§ EXERCISE INSTRUCTIONS: Copy out the records that appear below, exactly as each one reads.
━━━━━ DATA SUPPLIED
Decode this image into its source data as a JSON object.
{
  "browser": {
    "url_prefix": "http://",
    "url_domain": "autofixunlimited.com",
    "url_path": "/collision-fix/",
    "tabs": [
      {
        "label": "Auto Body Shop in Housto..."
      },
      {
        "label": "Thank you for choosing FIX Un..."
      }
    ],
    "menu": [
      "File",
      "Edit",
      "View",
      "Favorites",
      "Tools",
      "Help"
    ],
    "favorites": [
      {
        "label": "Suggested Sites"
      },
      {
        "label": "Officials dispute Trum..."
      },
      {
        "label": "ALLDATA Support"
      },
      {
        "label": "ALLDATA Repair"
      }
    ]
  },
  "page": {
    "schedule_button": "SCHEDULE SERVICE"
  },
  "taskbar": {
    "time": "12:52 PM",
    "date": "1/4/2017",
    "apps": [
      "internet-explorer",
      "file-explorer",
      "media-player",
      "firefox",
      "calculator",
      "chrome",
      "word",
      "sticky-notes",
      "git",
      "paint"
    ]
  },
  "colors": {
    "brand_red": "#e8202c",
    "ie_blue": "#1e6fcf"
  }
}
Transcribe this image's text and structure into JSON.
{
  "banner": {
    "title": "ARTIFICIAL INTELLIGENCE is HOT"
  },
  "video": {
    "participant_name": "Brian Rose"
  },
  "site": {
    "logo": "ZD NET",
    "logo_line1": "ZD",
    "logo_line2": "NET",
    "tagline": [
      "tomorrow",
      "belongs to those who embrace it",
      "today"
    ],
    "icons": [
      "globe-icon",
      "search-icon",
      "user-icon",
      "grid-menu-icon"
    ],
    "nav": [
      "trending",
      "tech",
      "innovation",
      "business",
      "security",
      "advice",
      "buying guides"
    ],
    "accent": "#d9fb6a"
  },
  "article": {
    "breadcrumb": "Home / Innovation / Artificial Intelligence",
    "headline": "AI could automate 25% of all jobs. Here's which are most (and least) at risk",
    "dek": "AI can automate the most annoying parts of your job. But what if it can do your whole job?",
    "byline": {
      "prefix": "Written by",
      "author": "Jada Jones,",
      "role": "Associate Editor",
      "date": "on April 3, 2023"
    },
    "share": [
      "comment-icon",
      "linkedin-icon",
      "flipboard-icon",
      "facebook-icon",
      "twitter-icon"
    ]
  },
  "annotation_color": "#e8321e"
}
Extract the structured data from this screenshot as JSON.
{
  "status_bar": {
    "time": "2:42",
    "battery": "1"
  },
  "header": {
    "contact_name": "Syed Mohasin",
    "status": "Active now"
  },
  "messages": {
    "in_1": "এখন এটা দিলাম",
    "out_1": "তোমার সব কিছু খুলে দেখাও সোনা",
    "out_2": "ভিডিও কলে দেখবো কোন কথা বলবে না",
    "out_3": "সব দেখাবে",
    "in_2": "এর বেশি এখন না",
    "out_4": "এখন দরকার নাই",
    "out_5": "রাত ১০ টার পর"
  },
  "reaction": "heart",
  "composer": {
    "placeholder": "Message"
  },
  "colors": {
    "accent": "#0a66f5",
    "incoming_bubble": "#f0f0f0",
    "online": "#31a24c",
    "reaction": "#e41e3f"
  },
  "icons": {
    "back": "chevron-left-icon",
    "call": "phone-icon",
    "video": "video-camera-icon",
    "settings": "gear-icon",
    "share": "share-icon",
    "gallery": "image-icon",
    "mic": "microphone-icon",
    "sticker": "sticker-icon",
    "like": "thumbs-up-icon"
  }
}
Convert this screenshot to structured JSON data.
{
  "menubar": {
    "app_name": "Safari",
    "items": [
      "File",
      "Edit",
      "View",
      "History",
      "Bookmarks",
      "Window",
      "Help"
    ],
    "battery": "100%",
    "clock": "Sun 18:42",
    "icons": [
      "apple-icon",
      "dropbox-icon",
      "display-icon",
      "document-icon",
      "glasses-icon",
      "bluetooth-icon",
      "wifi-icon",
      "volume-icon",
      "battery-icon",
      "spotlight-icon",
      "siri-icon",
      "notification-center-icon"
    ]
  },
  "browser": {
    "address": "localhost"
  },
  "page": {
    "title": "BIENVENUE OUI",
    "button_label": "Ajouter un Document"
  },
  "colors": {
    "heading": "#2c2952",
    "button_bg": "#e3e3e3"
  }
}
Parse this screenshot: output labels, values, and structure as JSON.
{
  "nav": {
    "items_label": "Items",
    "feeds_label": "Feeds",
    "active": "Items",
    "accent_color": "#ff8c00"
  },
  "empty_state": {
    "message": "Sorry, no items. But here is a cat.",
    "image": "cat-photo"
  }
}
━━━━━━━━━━
§ EXPECTED ANSWER:
Decode this image into its source data as a JSON object.
{
  "browser": {
    "url_prefix": "http://",
    "url_domain": "autofixunlimited.com",
    "url_path": "/collision-fix/",
    "tabs": [
      {
        "label": "Auto Body Shop in Housto..."
      },
      {
        "label": "Thank you for choosing FIX Un..."
      }
    ],
    "menu": [
      "File",
      "Edit",
      "View",
      "Favorites",
      "Tools",
      "Help"
    ],
    "favorites": [
      {
        "label": "Suggested Sites"
      },
      {
        "label": "Officials dispute Trum..."
      },
      {
        "label": "ALLDATA Support"
      },
      {
        "label": "ALLDATA Repair"
      }
    ]
  },
  "page": {
    "schedule_button": "SCHEDULE SERVICE"
  },
  "taskbar": {
    "time": "12:52 PM",
    "date": "1/4/2017",
    "apps": [
      "internet-explorer",
      "file-explorer",
      "media-player",
      "firefox",
      "calculator",
      "chrome",
      "word",
      "sticky-notes",
      "git",
      "paint"
    ]
  },
  "colors": {
    "brand_red": "#e8202c",
    "ie_blue": "#1e6fcf"
  }
}
Transcribe this image's text and structure into JSON.
{
  "banner": {
    "title": "ARTIFICIAL INTELLIGENCE is HOT"
  },
  "video": {
    "participant_name": "Brian Rose"
  },
  "site": {
    "logo": "ZD NET",
    "logo_line1": "ZD",
    "logo_line2": "NET",
    "tagline": [
      "tomorrow",
      "belongs to those who embrace it",
      "today"
    ],
    "icons": [
      "globe-icon",
      "search-icon",
      "user-icon",
      "grid-menu-icon"
    ],
    "nav": [
      "trending",
      "tech",
      "innovation",
      "business",
      "security",
      "advice",
      "buying guides"
    ],
    "accent": "#d9fb6a"
  },
  "article": {
    "breadcrumb": "Home / Innovation / Artificial Intelligence",
    "headline": "AI could automate 25% of all jobs. Here's which are most (and least) at risk",
    "dek": "AI can automate the most annoying parts of your job. But what if it can do your whole job?",
    "byline": {
      "prefix": "Written by",
      "author": "Jada Jones,",
      "role": "Associate Editor",
      "date": "on April 3, 2023"
    },
    "share": [
      "comment-icon",
      "linkedin-icon",
      "flipboard-icon",
      "facebook-icon",
      "twitter-icon"
    ]
  },
  "annotation_color": "#e8321e"
}
Extract the structured data from this screenshot as JSON.
{
  "status_bar": {
    "time": "2:42",
    "battery": "1"
  },
  "header": {
    "contact_name": "Syed Mohasin",
    "status": "Active now"
  },
  "messages": {
    "in_1": "এখন এটা দিলাম",
    "out_1": "তোমার সব কিছু খুলে দেখাও সোনা",
    "out_2": "ভিডিও কলে দেখবো কোন কথা বলবে না",
    "out_3": "সব দেখাবে",
    "in_2": "এর বেশি এখন না",
    "out_4": "এখন দরকার নাই",
    "out_5": "রাত ১০ টার পর"
  },
  "reaction": "heart",
  "composer": {
    "placeholder": "Message"
  },
  "colors": {
    "accent": "#0a66f5",
    "incoming_bubble": "#f0f0f0",
    "online": "#31a24c",
    "reaction": "#e41e3f"
  },
  "icons": {
    "back": "chevron-left-icon",
    "call": "phone-icon",
    "video": "video-camera-icon",
    "settings": "gear-icon",
    "share": "share-icon",
    "gallery": "image-icon",
    "mic": "microphone-icon",
    "sticker": "sticker-icon",
    "like": "thumbs-up-icon"
  }
}
Convert this screenshot to structured JSON data.
{
  "menubar": {
    "app_name": "Safari",
    "items": [
      "File",
      "Edit",
      "View",
      "History",
      "Bookmarks",
      "Window",
      "Help"
    ],
    "battery": "100%",
    "clock": "Sun 18:42",
    "icons": [
      "apple-icon",
      "dropbox-icon",
      "display-icon",
      "document-icon",
      "glasses-icon",
      "bluetooth-icon",
      "wifi-icon",
      "volume-icon",
      "battery-icon",
      "spotlight-icon",
      "siri-icon",
      "notification-center-icon"
    ]
  },
  "browser": {
    "address": "localhost"
  },
  "page": {
    "title": "BIENVENUE OUI",
    "button_label": "Ajouter un Document"
  },
  "colors": {
    "heading": "#2c2952",
    "button_bg": "#e3e3e3"
  }
}
Parse this screenshot: output labels, values, and structure as JSON.
{
  "nav": {
    "items_label": "Items",
    "feeds_label": "Feeds",
    "active": "Items",
    "accent_color": "#ff8c00"
  },
  "empty_state": {
    "message": "Sorry, no items. But here is a cat.",
    "image": "cat-photo"
  }
}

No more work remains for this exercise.